Timing couldn’t be better for Jones Gibson. Her latest creation unveils in stores just in time for the holiday shopping season. And while the COVID-19 pandemic may have crippled many businesses in 2020, it’s created a demand for fun indoor games like hers.
“Folks have been in the house, and outside of being in the house, people are looking for an outlet,” she said. “We need some joy, some laughter. And that’s what culture tags has ushered in for a lot of people, it has ushered in a bit of joy, some laughter, some nostalgic moments.”
CultureTags evokes memories of the old parlor game Password. Jones Gibson said she’s heard it described as “Taboo but with acronyms.”
Think charades meets Black Twitter, personified with hashtags and flashcards. From funny sayings uttered in Black churches to phrases heard at the cookout, the game delves into all areas of the modern-day African-American experience in a lighthearted way.

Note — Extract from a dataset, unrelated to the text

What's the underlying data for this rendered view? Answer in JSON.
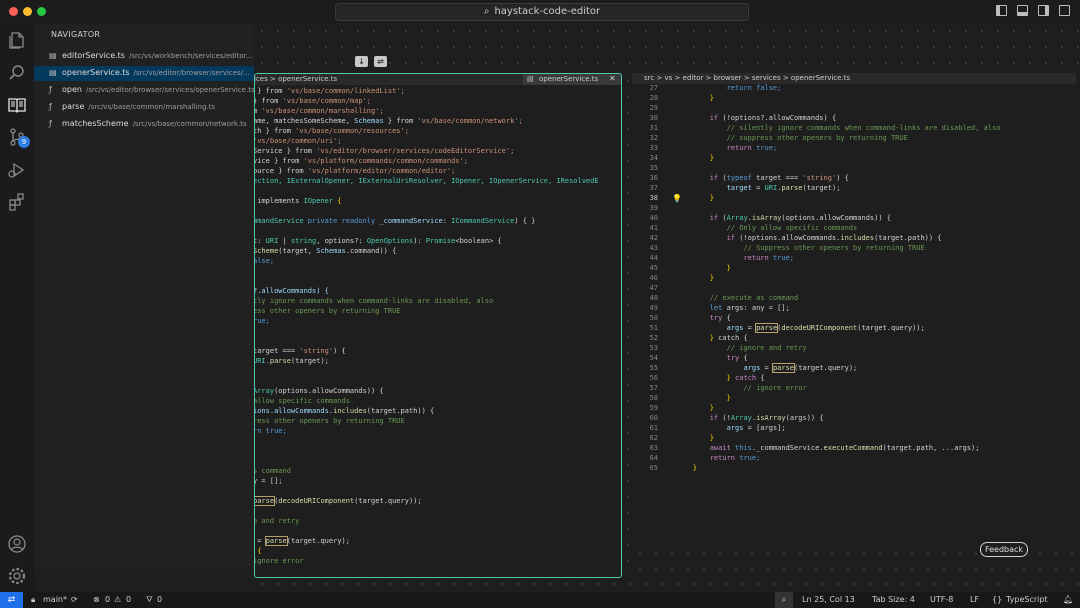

CGYM equals “Come get ya man’s.” KMNOYM? You guessed it: “Keep my name out yo’ mouth.” And TANBTD stands for the Black church mama classic, “That ain’t nothing but the devil.”
“It’s not just a game, it’s an experience; and it’s a moment for us to reflect,” Jones Gibson said.
Jones Gibson is the founder and publisher of Because Of Them We Can, a digital news site that initially launched in 2013 as a 28-day Black History Month campaign. She’s continued the site for the past seven years to spread positive Black content.
“Over these last eight years to 10 years, I’ve really tried to elevate and amplify the best of us and doing things for the culture in a very authentic and genuine way,” Jones Gibson said. “I think that has translated into people knowing that if I do something, my heart’s in the right place. I’m going to do it with a certain level of dignity and integrity, and it’s going to be a win for the culture.”
Jones Gibson came up with the concept for CultureTags in October 2019 while scouring social media. She noticed how people were instinctively able to guess the meanings for acronyms of idioms commonly used in Black vernacular.
The acronyms, or “culture tags,” are derived from some of those hashtags.
Within two months, Jones Gibson was developing her idea into a product that she debuted at her family’s annual New Year’s party. The game was a hit and she decided to turn that prototype into a full-fledged game.
In January, Jones Gibson launched a crowdfunding campaign on Kickstarter with a goal of raising $15,000. She hit that mark within eight hours and was able to raise more than $35,000.
Soon afterward, Jones Gibson shared her concept with a friend who had connections with Target’s diversity supply team. She pitched CultureTags to the retailer in April and they fell in love with the game. Target signed off and began selling CultureTags on its website in August. The game became a new addition to the store’s nationwide roster Nov. 29.
Jones Gibson recalls seeing an acronym about Atlanta’s response to COVID-19 that went viral in April. It solidified her belief that the pastime of decoding hashtags would catch on.
“My timing was so key because I had a product at that point,” she said. “I was selling the game at that point, which really, really, really helped to capitalize on what was already happening. I saw it last year and was like, ‘Yo, this is gonna get bigger and bigger.’ This is a way to communicate. It’s like our pig Latin. I knew it was going to continue to grow.”
The objective of CultureTags is to decipher the meaning of the letter riddles. A player shows a card that displays an acronym with cultural relevancy in the Black community.
To give clues, players can act out scenes from popular movies and TV shows or hum a tune from a hit song. Jones Gibson said impromptu karaoke sessions often break out or players take a trip down memory lane reminiscing about an old episode of “Martin.”
“It is really about our shared experiences,” Jones Gibson explained. “We’ve all had parents who’ve said, ‘Because I said so.’ We’ve all asked the question, ‘Who made the potato salad?’ But we’re not seeing it in an acronym form, which is why it’s so much fun because you show the card, you give hints. And the objective is to figure out what it stands for before the time runs out.”